Where we started
We were a dual income couple without kids that lived in an expensive city. High incomes and the jobs that come with it – Grizzly Mom working as a corporate attorney, me working in operations at a tech company.
Along with our friends and co-workers, we worked crazy hours, never saw our friends, barely saw our families. Everything was a never ending chase of MORE: more money, more stuff, more prestige. We were locked on a path that leads to an early grave after accumulating a large pile of expensive stuff. Since this is supposed to be a blog about money, let’s get into some cold hard numbers. What did this life look like? Here’s where we started. As of January 1st of 2016:
|Dad’s Old 401k||$12,345||A bit left over from a previous company|
|Dad’s ROTH IRA||$40,848|
|529 Plan||$22,564||Baby Bear’s College Fund|
|House||$1,100,000||Up by about $65k, $0 down – Thanks VA!|
|Liabilities||Student Loans||$(94,677)||5% interest – Thanks Sofi!|
|Home Loan||$(948,576)||3.25% interest – Thanks VA!|
|Total Net Worth||$484,768||Most people would say – ‘Not Bad!’|
34 years old and sitting on half a million dollars. This was the product of diligent saving and investing. We’ve only been anywhere near our current salaries for a couple years (Unfortunately, Army Lieutenants don’t make as much as tech executives). But we’ve always maxed our 401ks, IRAs, and I managed to sock away a little bit every year in a taxable Vanguard account. That $485k represents our previous 10+ years of savings starting from the day we left college. Starting early helps. Never forget this simple truth. Start early, save often.
|Income after tax||Monthly (Dec 15)|
We’re now doing a little bit better than a 2nd Lieutenant and a college junior eating ramen in the temp army lodging. Going to business school and law school at Stanford helps with that part. Our current income is over $300k per year after-tax. But where was all that going? Unfortunately, after we left grad school we did something we had avoided during my years in the army – we let our lifestyle expand. Below is our spending as of December of last year:
|Student Loan Interest||$400|
|Lawn + Cleaning Service||$230|
We were spending about $200k per year. This could support 4 normal US households. Or 20 normal human households. I’m a big guy, but not that big. When we started looking at it this way we realized just how much we had let our lifestyle expand as we climbed the salary ladder. Net we were saving around $100k per year. Compared to most folks this is doing very well. But our goal is to achieve financial independence by the time our daughter turns 3. That’s two years from now.
Time to Financial Independence
|Target net worth (how much we need at current spending levels)||$5100000||$204k * 25, 4% annual withdrawal assumption (we’ll cover this later)|
|Financial Independence Year||2035||Starting with our $428k and saving $100k per year, 7% return (we’ll cover this later too)|
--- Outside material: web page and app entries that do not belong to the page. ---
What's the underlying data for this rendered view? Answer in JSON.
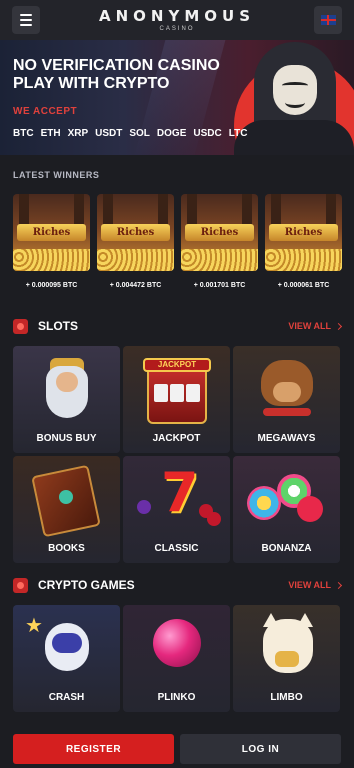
{
  "header": {
    "logo_main": "ANONYMOUS",
    "logo_sub": "CASINO",
    "menu_icon": "hamburger-menu-icon",
    "language_icon": "uk-flag-icon"
  },
  "hero": {
    "title": "NO VERIFICATION CASINO PLAY WITH CRYPTO",
    "accept_label": "WE ACCEPT",
    "coins": [
      "BTC",
      "ETH",
      "XRP",
      "USDT",
      "SOL",
      "DOGE",
      "USDC",
      "LTC"
    ]
  },
  "latest_winners": {
    "title": "LATEST WINNERS",
    "game_art_text": "Riches",
    "items": [
      {
        "amount": "+ 0.000095 BTC"
      },
      {
        "amount": "+ 0.004472 BTC"
      },
      {
        "amount": "+ 0.001701 BTC"
      },
      {
        "amount": "+ 0.000061 BTC"
      }
    ]
  },
  "slots": {
    "title": "SLOTS",
    "view_all": "VIEW ALL",
    "jackpot_sign": "JACKPOT",
    "tiles": [
      "BONUS BUY",
      "JACKPOT",
      "MEGAWAYS",
      "BOOKS",
      "CLASSIC",
      "BONANZA"
    ]
  },
  "crypto_games": {
    "title": "CRYPTO GAMES",
    "view_all": "VIEW ALL",
    "tiles": [
      "CRASH",
      "PLINKO",
      "LIMBO"
    ]
  },
  "footer": {
    "register_label": "REGISTER",
    "login_label": "LOG IN"
  },
  "colors": {
    "accent_red": "#d51f1f",
    "background": "#1c1d22",
    "tile_bg": "#2c2d36"
  }
}
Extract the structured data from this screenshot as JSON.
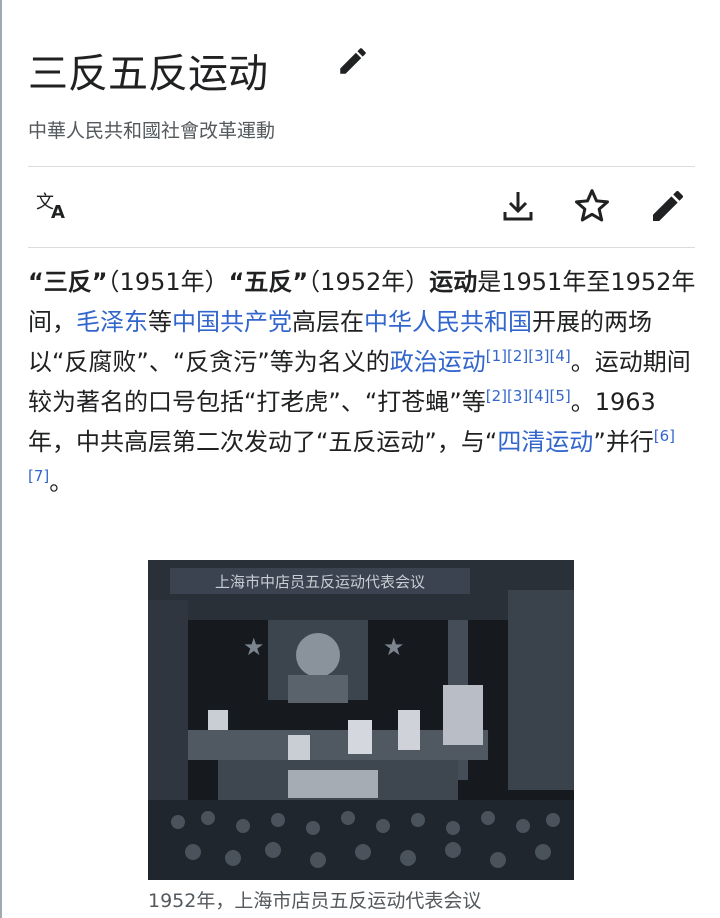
{
  "page": {
    "title": "三反五反运动",
    "subtitle": "中華人民共和國社會改革運動"
  },
  "toolbar": {
    "language": "language-icon",
    "download": "download-icon",
    "watch": "star-icon",
    "edit": "pencil-icon"
  },
  "article": {
    "p1_bold1": "“三反”",
    "p1_t1": "（1951年）",
    "p1_bold2": "“五反”",
    "p1_t2": "（1952年）",
    "p1_bold3": "运动",
    "p1_t3": "是1951年至1952年间，",
    "link_mao": "毛泽东",
    "p1_t4": "等",
    "link_ccp": "中国共产党",
    "p1_t5": "高层在",
    "link_prc": "中华人民共和国",
    "p1_t6": "开展的两场以“反腐败”、“反贪污”等为名义的",
    "link_politics": "政治运动",
    "refs1": [
      "[1]",
      "[2]",
      "[3]",
      "[4]"
    ],
    "p1_t7": "。运动期间较为著名的口号包括“打老虎”、“打苍蝇”等",
    "refs2": [
      "[2]",
      "[3]",
      "[4]",
      "[5]"
    ],
    "p1_t8": "。1963年，中共高层第二次发动了“五反运动”，与“",
    "link_siqing": "四清运动",
    "p1_t9": "”并行",
    "refs3": [
      "[6]",
      "[7]"
    ],
    "p1_t10": "。"
  },
  "figure": {
    "banner": "上海市中店员五反运动代表会议",
    "caption": "1952年，上海市店员五反运动代表会议"
  },
  "colors": {
    "link": "#3366cc",
    "text": "#202122",
    "muted": "#54595d"
  }
}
However, based on our current spending levels, we wouldn’t get to that point until 2035. But at least we’ll be able to visit her in college – kids love that! This is assuming our salaries don’t go up. But the BIGGEST assumption is that our lifestyles wouldn’t go up. That is a terrible assumption. There is always a bigger house, always another trip, and always another fancy car to buy.
I’m showing all of this to illustrate a point. We made high salaries, but it wasn’t enough. We let our lifestyle expand. We made a lot of money, but every day still started with us packing our daughter off to daycare and ended with us both exhausted. In order to actually make our goal, we’d need to make some changes. So let’s see if we can do better… see you in the next post!